Mainland stocks gain 9.6pc in week

PUBLISHED : Saturday, 07 February, 2009, 12:00am
UPDATED : Saturday, 07 February, 2009, 12:00am

Analysts warn of sharp retreat ahead with major funds expected to lock in profits

Mainland stocks rose yesterday with the key index recording a weekly gain of 9.6 per cent as more investors decided to chase a rally sparked by the government's stimulus packages.

However, analysts warned a sharp fall could occur if big funds lock up their gains soon.

The Shanghai Composite Index climbed 83.221 points or 3.97 per cent yesterday to 2,181.239, the highest close since October 6 last year. The gauge's advance this week was the biggest since the middle of November.

'The rally resulted from an increasing influx of funds but the strength won't be sustained too long since most of the funds will exit in the coming days,' said Shanghai-based Fullgoal Fund Management fund manager Chen Ge. 'The mounting buying interest actually has nothing to do with fundamentals.'

Combined turnover on the Shanghai and Shenzhen stock exchanges reached 186 billion yuan (HK$211.02 billion) yesterday, double Monday's level when the market reopened after the week-long Lunar New Year holiday.
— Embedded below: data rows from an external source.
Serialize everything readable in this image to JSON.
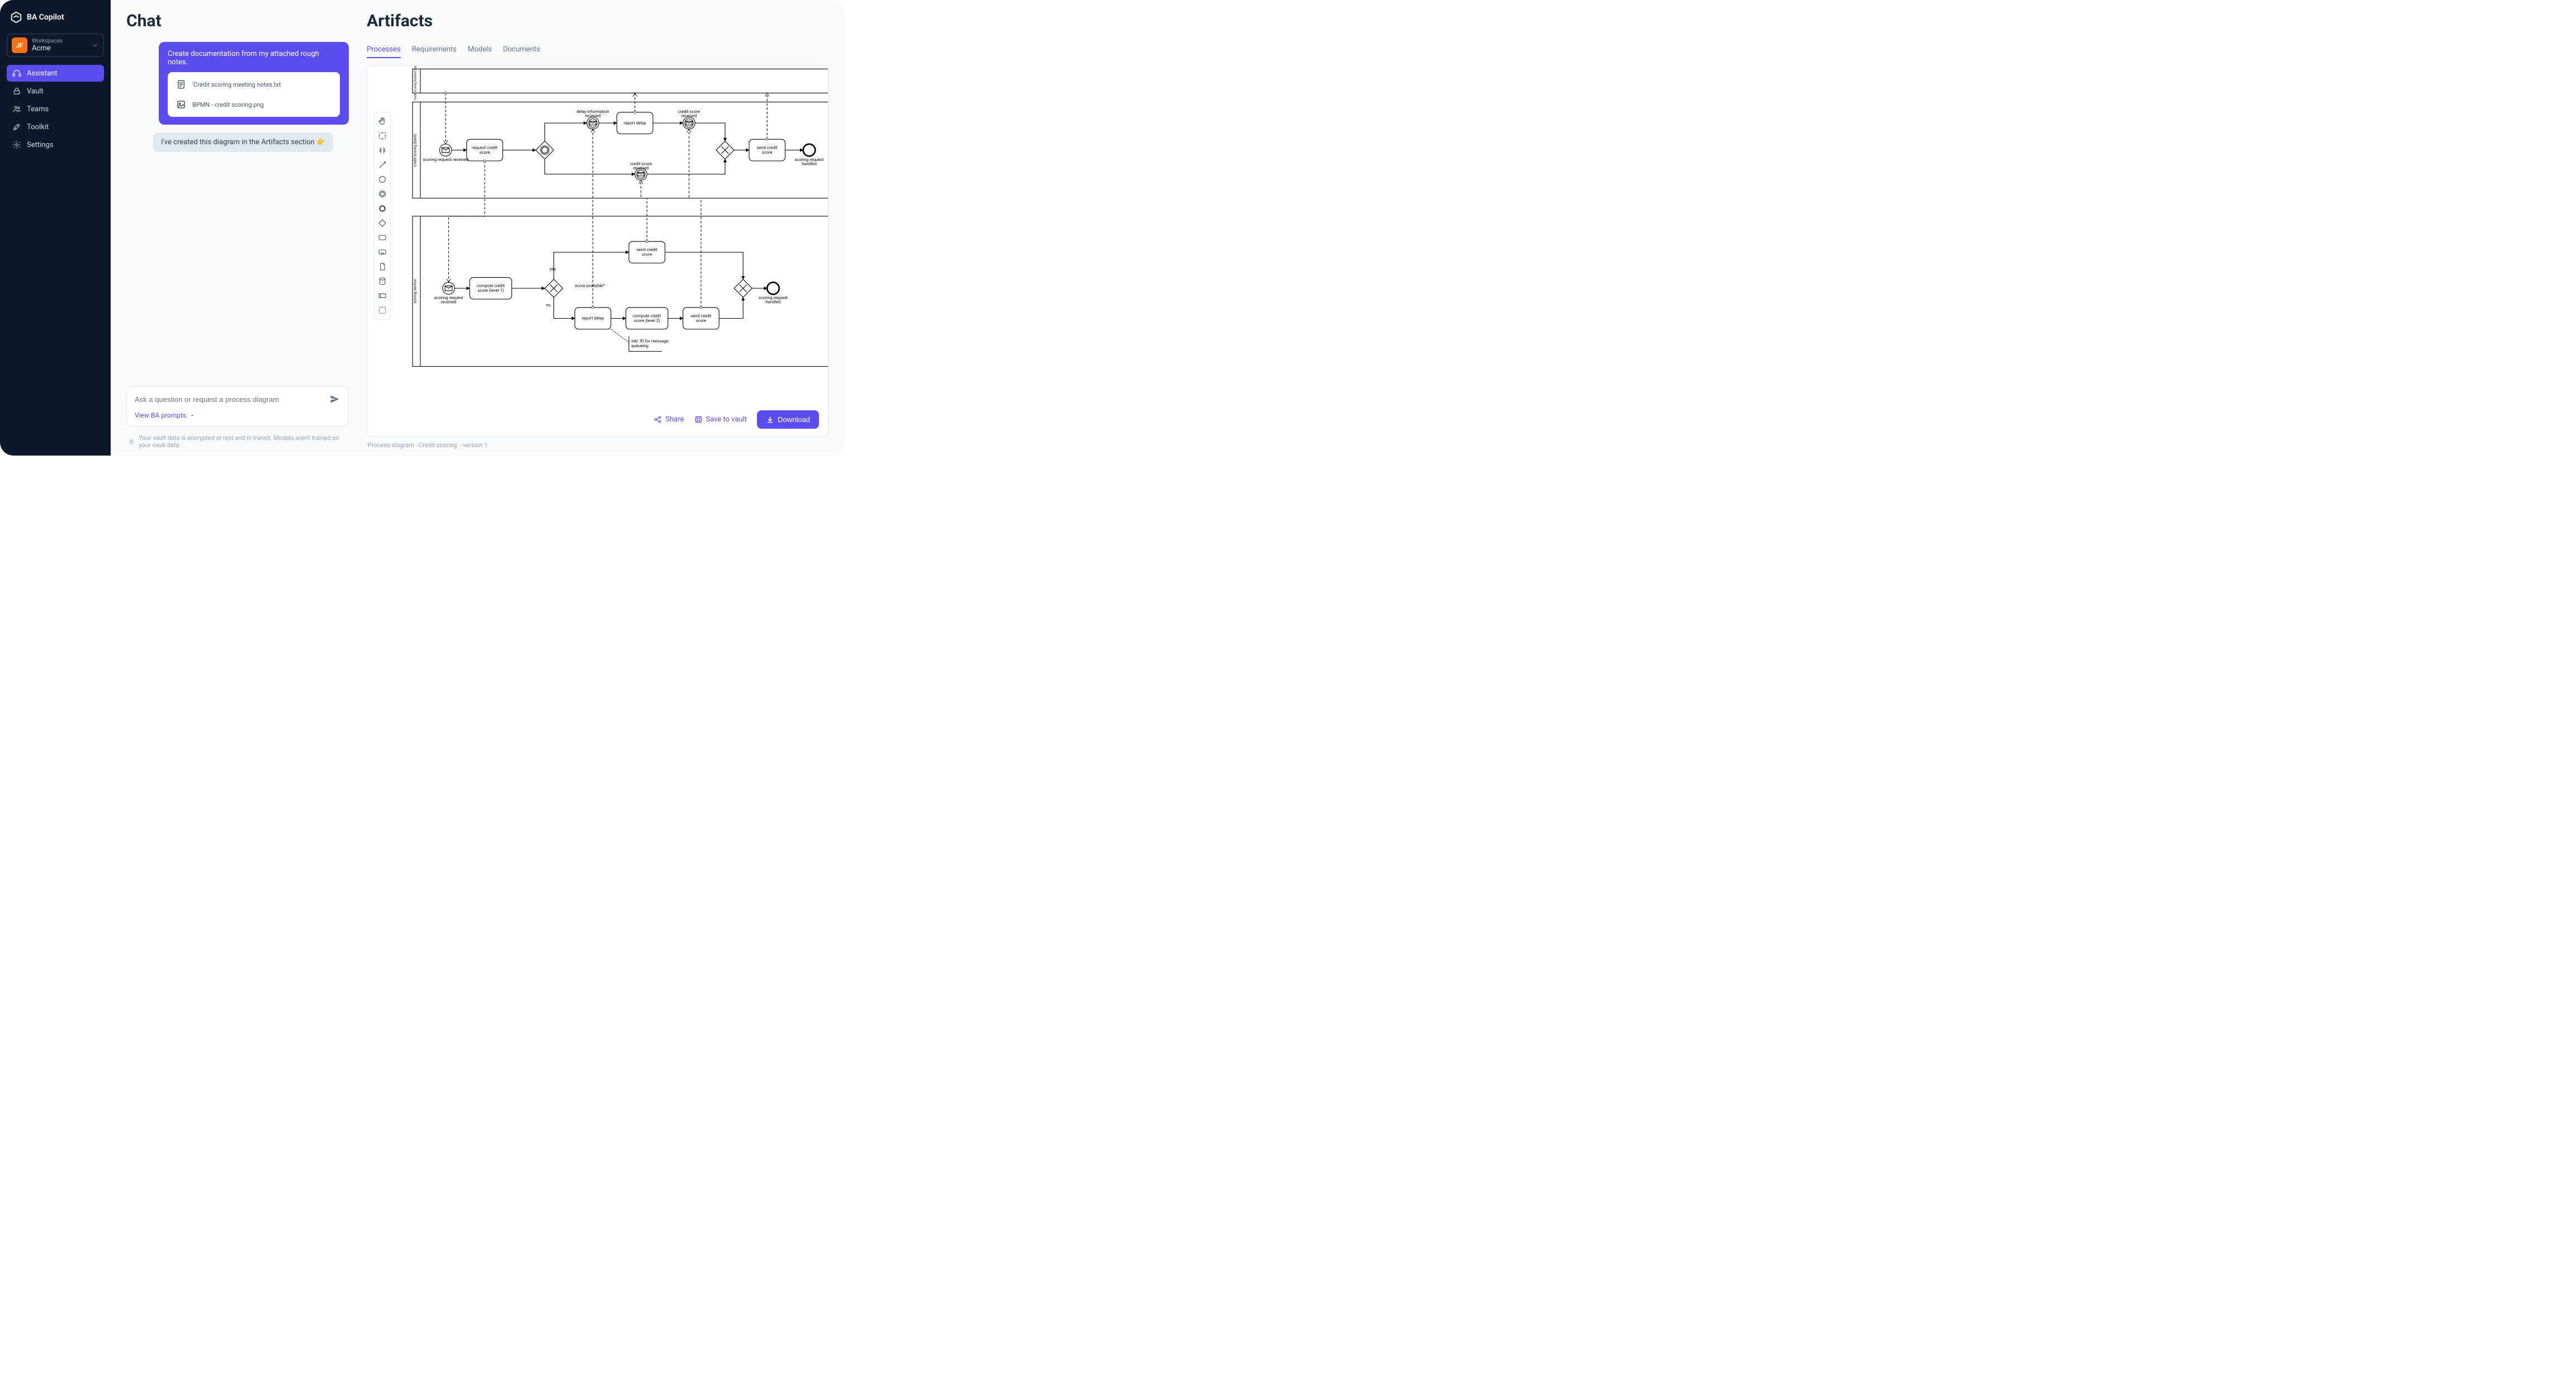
{
  "brand": {
    "name": "BA Copilot"
  },
  "workspace": {
    "label": "Workspaces",
    "name": "Acme",
    "avatar": "JF"
  },
  "nav": {
    "items": [
      {
        "label": "Assistant",
        "active": true
      },
      {
        "label": "Vault"
      },
      {
        "label": "Teams"
      },
      {
        "label": "Toolkit"
      },
      {
        "label": "Settings"
      }
    ]
  },
  "chat": {
    "title": "Chat",
    "user_message": "Create documentation from my attached rough notes.",
    "attachments": [
      {
        "name": "'Credit scoring meeting notes.txt",
        "kind": "text"
      },
      {
        "name": "BPMN - credit scoring.png",
        "kind": "image"
      }
    ],
    "assistant_message": "I've created this diagram in the Artifacts section 👉",
    "input_placeholder": "Ask a question or request a process diagram",
    "prompts_link": "View BA prompts",
    "footer_note": "Your vault data is encrypted at rest and in transit. Models aren't trained on your vault data."
  },
  "artifacts": {
    "title": "Artifacts",
    "tabs": [
      {
        "label": "Processes",
        "active": true
      },
      {
        "label": "Requirements"
      },
      {
        "label": "Models"
      },
      {
        "label": "Documents"
      }
    ],
    "actions": {
      "share": "Share",
      "save": "Save to vault",
      "download": "Download"
    },
    "caption": "'Process diagram - Credit scoring' - version 1",
    "diagram": {
      "lanes": [
        "credit scoring fontend (bank)",
        "credit scoring (bank)",
        "scoring service"
      ],
      "pool1_nodes": {
        "start": "scoring request received",
        "task_request": "request credit score",
        "msg_delay": "delay information received",
        "task_report_delay": "report delay",
        "msg_score": "credit score received",
        "msg_score2": "credit score received",
        "task_send": "send credit score",
        "end": "scoring request handled"
      },
      "pool2_nodes": {
        "start": "scoring request received",
        "task_compute1": "compute credit score (level 1)",
        "gateway_label": "score available?",
        "yes": "yes",
        "no": "no",
        "task_send_top": "send credit score",
        "task_report_delay": "report delay",
        "task_compute2": "compute credit score (level 2)",
        "task_send_bottom": "send credit score",
        "annotation": "inkl. ID for message queueing",
        "end": "scoring request handled"
      }
    }
  }
}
Investors flocked to the beneficiaries of government aid such as textile companies and carmakers this week, believing the stimulus packages will pay off earlier than expected.

The Shanghai index broke through the significant 2,000-point threshold on Monday, fuelling follow-up buying in subsequent sessions.

As Beijing loosened monetary policies this year, an increasing quantity of funds flowed into the stock market, betting on a rebound after last year's 65.39 per cent decline.

'The government plan to revive key industries provided a catalyst for the rally,' said Shenyin Wanguo Securities analyst Wei Daoke. 'It won't be a surprise to see a profit-taking correction.'

Most economists have predicted that the mainland economy will not recover until the second quarter of this year when the massive investment expansion plan takes effect.

But Beijing's rescue measures to support backbone sectors such as textiles and machinery this week boosted investor confidence with many of them believing an early recovery is on the way.

The market rose over the first three days of the week but dropped 0.46 per cent on Thursday.

Shenyin Wanguo Securities forecast that the key indicator would meet technical resistance at 2,333 points.

'A fall is in sight next week,' said Dazhong Insurance fund manager Wu Kan. 'Many investors who bought shares in the past two days will rue their losses soon.'

Analysts said the fundamental problem had not been solved since most listed companies are expected to report a profit decline for last year.

The market was rife with speculation that the China Securities Regulatory Commission would soon start approving initial public offerings after a five-month hiatus. The CSRC denied this immediately.

The mainland market is still grappling with the thorny issue of sell-downs of formerly non-tradable shares this year.

A total of 687.2 billion shares worth almost 4 trillion yuan held by state-controlled companies or key shareholders will become free-floating this year, according to Shanghai-based financial data provider Wind Information.

In Hong Kong, the Hang Seng Index jumped 476.14 points or 3.61 per cent to 13,655.04 as investors took heart from news that the United States will unveil a plan to combat the financial crisis.